4. Fill or Submerge your container with just two to four inches of water above the surface of the soil.
5. Place in full sun outdoors, 8 - 12 hours of sunlight daily, as lotus plants need lots of sun!
Be sure not to use potting soil or anything with organics that will break down quickly or float.
We do NOT fertilize at all when planting lotus or they will burn.
Many gardeners do not plant their lotus plants in adequately wide containers and get few flowers or only leaves because of the cramped growing space. The more room and leaves the plant produces the more sugar those leaves can produce and the more flowers in the sunlight the leaves can provide sugar for, along with the proper nutrition.
Fertilize only AFTER you have established plant with 2 standing aerial leaves.
Fertilize monthly with pond tabbs. The first one or two treatments can be a small dose of only one or two tablets as to not burn the plant.
As you get more leaves standing high above the surface on a dwarf or medium plant you can increase fertilizer to 4 pond tablets or more ever two to three weeks as you see fit but be sure not to overfeed a lotus. You can always test the plant by giving it two tablets per week. Never push the tablets into a root and break the root, gently choose a spot away from the root. The roots grow at the very edge of the containers, round and round like a wreath.
When to Re-pot a Lotus
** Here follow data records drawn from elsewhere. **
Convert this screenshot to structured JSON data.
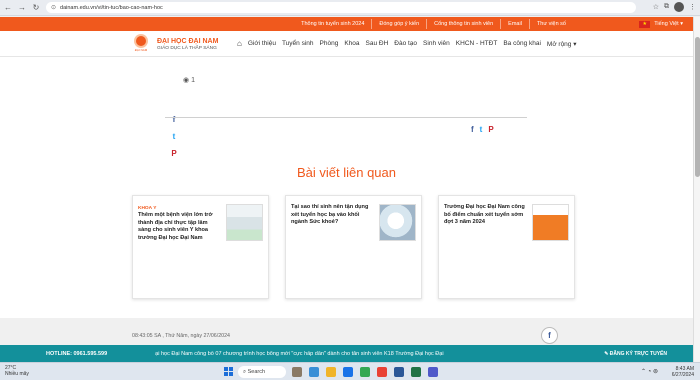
{
  "browser": {
    "url": "dainam.edu.vn/vi/tin-tuc/bao-cao-nam-hoc",
    "back_icon": "back-arrow-icon",
    "forward_icon": "forward-arrow-icon",
    "reload_icon": "reload-icon"
  },
  "topbar": {
    "items": [
      "Thông tin tuyển sinh 2024",
      "Đóng góp ý kiến",
      "Cổng thông tin sinh viên",
      "Email",
      "Thư viện số"
    ],
    "language": "Tiếng Việt",
    "brand_color": "#f0591d"
  },
  "header": {
    "brand": "ĐẠI HỌC ĐẠI NAM",
    "slogan": "GIÁO DỤC LÀ THẮP SÁNG",
    "logo_text": "ĐẠI NAM",
    "menu": [
      "Giới thiệu",
      "Tuyển sinh",
      "Phòng",
      "Khoa",
      "Sau ĐH",
      "Đào tạo",
      "Sinh viên",
      "KHCN - HTĐT",
      "Ba công khai",
      "Mở rộng"
    ]
  },
  "article": {
    "views": "1"
  },
  "related": {
    "title": "Bài viết liên quan",
    "cards": [
      {
        "tag": "KHOA Y",
        "title": "Thêm một bệnh viện lớn trở thành địa chỉ thực tập lâm sàng cho sinh viên Y khoa trường Đại học Đại Nam"
      },
      {
        "tag": "",
        "title": "Tại sao thí sinh nên tận dụng xét tuyển học bạ vào khối ngành Sức khoẻ?"
      },
      {
        "tag": "",
        "title": "Trường Đại học Đại Nam công bố điểm chuẩn xét tuyển sớm đợt 3 năm 2024"
      }
    ]
  },
  "footer": {
    "date": "08:43:05 SA , Thứ Năm, ngày 27/06/2024",
    "hotline": "HOTLINE: 0961.595.599",
    "ticker": "ại học Đại Nam công bố 07 chương trình học bổng mới \"cực hấp dẫn\" dành cho tân sinh viên K18       Trường Đại học Đại",
    "register": "ĐĂNG KÝ TRỰC TUYẾN",
    "accent": "#13909b"
  },
  "taskbar": {
    "weather_temp": "27°C",
    "weather_desc": "Nhiều mây",
    "search": "Search",
    "time": "8:43 AM",
    "date": "6/27/2024"
  }
}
You will want to re-pot your lotus plants every two years in spring BEFORE they break dormancy as they will generally run out of soil and become overgrown after two seasons. Only the white tubers in the root mass need replanted, the old black thin rotting roots are no longer alive or growing.